One of those chefs is RazRahav Ð the 26-year-old behind Tel Aviv’s sole tasting menu-only restaurant. OCD Ð named for his own obsessive compulsive tendencies Ð has just 20 seats at a bar around its open kitchen and only serves two covers a night.
When they first opened, word on the restaurant scene was that OCD wouldn’t last more than three months. Israelis, Rahav tells me, want to go somewhere they can own the experience, play loud music and dance on the tables, and this isn’t somewhere you just come to eat.
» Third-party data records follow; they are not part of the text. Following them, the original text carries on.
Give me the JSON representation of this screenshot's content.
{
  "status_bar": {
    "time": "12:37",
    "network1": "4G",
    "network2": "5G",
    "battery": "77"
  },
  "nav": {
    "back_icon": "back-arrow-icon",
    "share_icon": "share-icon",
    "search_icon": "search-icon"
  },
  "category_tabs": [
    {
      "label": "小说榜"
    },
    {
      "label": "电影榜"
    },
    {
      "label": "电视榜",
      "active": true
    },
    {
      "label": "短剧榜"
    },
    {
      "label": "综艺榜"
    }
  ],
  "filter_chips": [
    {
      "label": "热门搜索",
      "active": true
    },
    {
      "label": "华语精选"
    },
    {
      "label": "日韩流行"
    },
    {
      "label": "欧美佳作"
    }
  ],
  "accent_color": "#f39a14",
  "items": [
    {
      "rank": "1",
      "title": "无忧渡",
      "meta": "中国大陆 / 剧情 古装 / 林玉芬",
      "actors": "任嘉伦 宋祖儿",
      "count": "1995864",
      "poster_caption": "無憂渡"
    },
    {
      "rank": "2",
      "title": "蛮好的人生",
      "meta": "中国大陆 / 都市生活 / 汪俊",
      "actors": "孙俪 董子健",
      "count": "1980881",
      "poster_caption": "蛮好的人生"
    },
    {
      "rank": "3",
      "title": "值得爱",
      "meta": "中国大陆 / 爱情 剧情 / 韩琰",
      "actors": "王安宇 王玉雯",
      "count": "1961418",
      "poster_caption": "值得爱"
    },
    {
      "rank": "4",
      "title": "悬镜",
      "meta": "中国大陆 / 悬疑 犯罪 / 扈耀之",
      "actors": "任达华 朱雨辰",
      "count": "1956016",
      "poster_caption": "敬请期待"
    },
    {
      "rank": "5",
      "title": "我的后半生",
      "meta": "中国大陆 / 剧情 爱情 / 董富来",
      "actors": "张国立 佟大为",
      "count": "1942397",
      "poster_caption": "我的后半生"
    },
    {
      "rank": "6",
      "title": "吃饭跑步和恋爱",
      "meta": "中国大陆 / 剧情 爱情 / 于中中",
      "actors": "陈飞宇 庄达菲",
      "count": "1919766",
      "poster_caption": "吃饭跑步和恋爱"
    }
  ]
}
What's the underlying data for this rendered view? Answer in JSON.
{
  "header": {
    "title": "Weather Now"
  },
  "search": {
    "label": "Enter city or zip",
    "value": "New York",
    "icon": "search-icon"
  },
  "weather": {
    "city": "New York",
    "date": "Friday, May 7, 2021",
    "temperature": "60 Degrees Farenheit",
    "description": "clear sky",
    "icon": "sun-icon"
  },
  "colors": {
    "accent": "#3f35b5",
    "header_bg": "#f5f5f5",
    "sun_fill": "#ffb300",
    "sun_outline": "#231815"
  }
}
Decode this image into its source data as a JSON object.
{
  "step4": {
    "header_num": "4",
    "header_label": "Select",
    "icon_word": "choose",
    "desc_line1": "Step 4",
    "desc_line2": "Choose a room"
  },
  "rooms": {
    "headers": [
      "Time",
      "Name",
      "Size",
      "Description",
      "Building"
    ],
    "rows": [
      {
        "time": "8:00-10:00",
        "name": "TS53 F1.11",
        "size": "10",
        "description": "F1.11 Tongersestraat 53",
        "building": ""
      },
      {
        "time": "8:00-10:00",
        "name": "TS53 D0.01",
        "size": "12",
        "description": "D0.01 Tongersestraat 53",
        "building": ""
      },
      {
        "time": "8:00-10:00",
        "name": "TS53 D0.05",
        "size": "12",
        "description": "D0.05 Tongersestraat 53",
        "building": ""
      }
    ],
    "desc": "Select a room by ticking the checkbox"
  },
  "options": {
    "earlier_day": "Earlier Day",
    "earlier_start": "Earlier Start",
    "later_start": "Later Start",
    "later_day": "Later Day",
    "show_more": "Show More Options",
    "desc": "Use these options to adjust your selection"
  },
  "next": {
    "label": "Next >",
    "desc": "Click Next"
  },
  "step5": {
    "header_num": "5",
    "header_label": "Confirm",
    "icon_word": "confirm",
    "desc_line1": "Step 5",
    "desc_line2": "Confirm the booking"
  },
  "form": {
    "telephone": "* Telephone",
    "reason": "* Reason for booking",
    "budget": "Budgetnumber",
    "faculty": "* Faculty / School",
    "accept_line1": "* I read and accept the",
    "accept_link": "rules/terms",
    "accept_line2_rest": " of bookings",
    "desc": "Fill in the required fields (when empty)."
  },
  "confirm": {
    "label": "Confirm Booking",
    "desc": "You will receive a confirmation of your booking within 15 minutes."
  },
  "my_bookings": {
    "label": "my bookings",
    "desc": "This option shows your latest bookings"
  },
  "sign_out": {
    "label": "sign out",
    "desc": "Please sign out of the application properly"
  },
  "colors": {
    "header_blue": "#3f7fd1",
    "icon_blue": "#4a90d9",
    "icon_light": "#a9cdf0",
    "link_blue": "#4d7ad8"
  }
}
This is somewhere you come to be fed. “I know what’s best, so I devise the set menus and wine pairings,” he says sternly, as if the idea of choosing your own food from a menu is abhorrent.
Three years in and they’re still going strong: OCD is fully-booked for at least two months in advance Ð Tel Avivians have clearly shown a taste for experiential dining, and Rahav expects more places like this will open as a result.
Unfortunately, this means I don’t get to taste any of his exquisite creations, but he does point me in the direction of some exceptional Tel Aviv restaurants. I have lunch at Onza, in the heart of the Jaffa Flea Market where you can find anything from old mobile phones to high-end, handmade furniture.
There, chefs Arik Darhani and MuliMagriso have devised a divine Turkish menu. I sit outside in the sweltering midday sun and feast on subörek (boiled pastry with feta cheese and herbs), walnut and tomato salad and tadoum, a Turkish bread filled with cheese, seafood and slices of ‘lamb bacon’.
An ideal people-watching spot, it’s here I realise how different this place feels to Jerusalem. There are no religious men wearing orthodox dress, but instead young couples holding hands, browsing jewellery boutiques and drinking cocktails in the sun.
As I sit down at a bar my own afternoon drink, the barman at Raisa insists on pouring me shots of ouzo alongside my cocktail. For dinner I eat at Coffeebar, a Tel Aviv fine-dining institution and another of Chef Rahav’sfavourites. It’s heaving with locals even on Shabbat Ð a scene you’re unlikely to find in Jerusalem on a Friday evening, when most of the city’s population are at home with family and many restaurants are closed.
This might not be the Holy City, but it’s certainly a city of hedonism and just the kind of place I could spend a week or two.
Where to eat
In Jerusalem, try a little of everything in the Machane Yehuda Market with YallaBasta’s Bite Card (purchase online at yallabasta.com); feast on falafel at the most popular joint in town, Moshiko; have afternoon tea at the gorgeous Villa Brown Hotel; and eat brilliant meat dishes atHachatzer.
In Tel Aviv, book well in advance for the 12-14 course tasting menu at OCD, or try chef Rahav’s gourmet sandwiches at Barvazi Urban Sandwich; for brilliant modern Turkish food head to Onza in Jaffa Flea Market; eat Mediterranean dishes at Ouzeria; MeshekBarzilayserves fresh, healthy international vegan dishes; and for fine-dining and excellent Israeli wines go to Coffeebar.
Where to stay
Brown Beach House in Tel Aviv is prime location for seaside fun, and their sister hotel, Villa Brown, in Jerusalem is a gorgeous Ottoman property, lovingly converted into a beautiful stunning hotel Ð breakfast at both is an exceptional feast of meze. For ultra-luxury and an exceptional location next to the Old City in Jerusalem, try Mamilla, which has a spa, two restaurants and a luxury shopping parade nearby.
Photographs by Latn Black
International access: Ben Gurion International Airport (TLV) is Israel’s main airport situated a 35 minutes’ drive from Jerusalem and a 30 minutes’ drive from Tel Aviv.
Preferred airlines: Turkish Airlines operates 9 daily flights from IST-TLV vice versa on Business and Economy class cabins. ◼
© This article was first published in Oct-Nov 2018 edition of World Travel Magazine.